The woman went to her room and cried that day. She cried and cried until she could cry no more. Her tears– fat, lifeless drops of salty water rolled down her cheeks as she silently basked in the glory of her sorrows. I stared at her, wanting to caress her, to wipe away her tears, to tell her everything was going to be okay, but perhaps that would make it worse– only further deepening her pains into unforgettable scars. The woman blew into her handkerchief, looked up, her tears long-dried up on her cheeks, and stared straight into my soul. Her eyes did not move from my pale, sunken face and it made me slightly uncomfortable, maybe even useless that I couldn’t do anything to ease her pains. I walked away from her, looking back one last time– her gaze hadn’t shifted. She was staring at me as if I was still standing at my original position– in the threshold of her doorway. Her tan, freckled face reflected only years of grief and her eyes, that had once held only trust and sympathy, now became a part of the oblivion of nothingness. They were hollow. They could almost be mistaken as the eyes of one who had given up living, but one who had no choice but to live and survive. Her hair, once long and thick, a factor in her beauty as a young woman, was now lifeless as well– salt and pepper colored strands of dead protein that would never be the same again.
She clenched her hands together, palms soft and fingers slender despite her age– the only unchanged part about her. She would use them to caress the little girl and to spill her tears when they did come usually when she held the little girl tightly with her tender hands. The woman finally looked away, focusing and directing all her attention on her hands instead. She looked hopeless, her head down, silent until she finally got up from the bed, once again looked into the distance, breathed a deep sigh, and slowly walked back into the kitchen.
I could not see her like this. It killed me to see her strength suddenly dampened. I wanted to embrace her, to smile at her, to tell her things would be different, but I too, like her, was helpless. The poor woman could not confide in me, nor I in her.
The somber mood was murdered by the presence of the dictator.
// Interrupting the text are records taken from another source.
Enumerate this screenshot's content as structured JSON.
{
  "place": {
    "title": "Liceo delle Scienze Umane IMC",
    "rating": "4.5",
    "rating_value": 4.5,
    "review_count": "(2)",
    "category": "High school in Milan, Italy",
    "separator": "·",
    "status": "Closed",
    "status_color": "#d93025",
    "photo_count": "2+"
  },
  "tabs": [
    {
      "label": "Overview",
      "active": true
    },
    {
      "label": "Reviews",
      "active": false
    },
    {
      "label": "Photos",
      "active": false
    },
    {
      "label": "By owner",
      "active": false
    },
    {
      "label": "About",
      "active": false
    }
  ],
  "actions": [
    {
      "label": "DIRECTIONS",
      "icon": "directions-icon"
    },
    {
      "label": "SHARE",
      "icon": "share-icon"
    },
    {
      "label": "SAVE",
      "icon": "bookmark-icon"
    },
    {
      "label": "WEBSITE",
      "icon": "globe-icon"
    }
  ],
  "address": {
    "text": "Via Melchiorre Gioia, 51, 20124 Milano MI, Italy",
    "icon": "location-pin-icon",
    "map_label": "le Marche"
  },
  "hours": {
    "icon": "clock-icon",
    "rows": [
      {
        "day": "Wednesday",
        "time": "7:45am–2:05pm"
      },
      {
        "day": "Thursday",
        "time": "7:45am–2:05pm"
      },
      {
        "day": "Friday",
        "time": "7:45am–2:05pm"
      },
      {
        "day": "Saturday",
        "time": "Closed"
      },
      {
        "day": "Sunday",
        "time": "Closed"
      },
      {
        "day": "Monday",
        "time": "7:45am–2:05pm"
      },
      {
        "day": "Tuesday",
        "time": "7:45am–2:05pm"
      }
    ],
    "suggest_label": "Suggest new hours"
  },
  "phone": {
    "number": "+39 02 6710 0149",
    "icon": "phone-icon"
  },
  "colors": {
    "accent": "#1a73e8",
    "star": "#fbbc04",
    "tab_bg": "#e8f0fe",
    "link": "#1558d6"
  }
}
He sat on the old, decrepit sofa, watching television, stone-faced and dozing off at almost every commercial break due to a lack of sleep. While work kept him up most days, the woman, too, couldn’t remember the last time she had slept at all. Had it been a week? Maybe even two? The sleepless nights had become a hopeless, mundane routine and once in a while when I would step into her room to check up on her, I noticed the woman staring off into a distance, silent, without tears, just like I had seen her do that afternoon.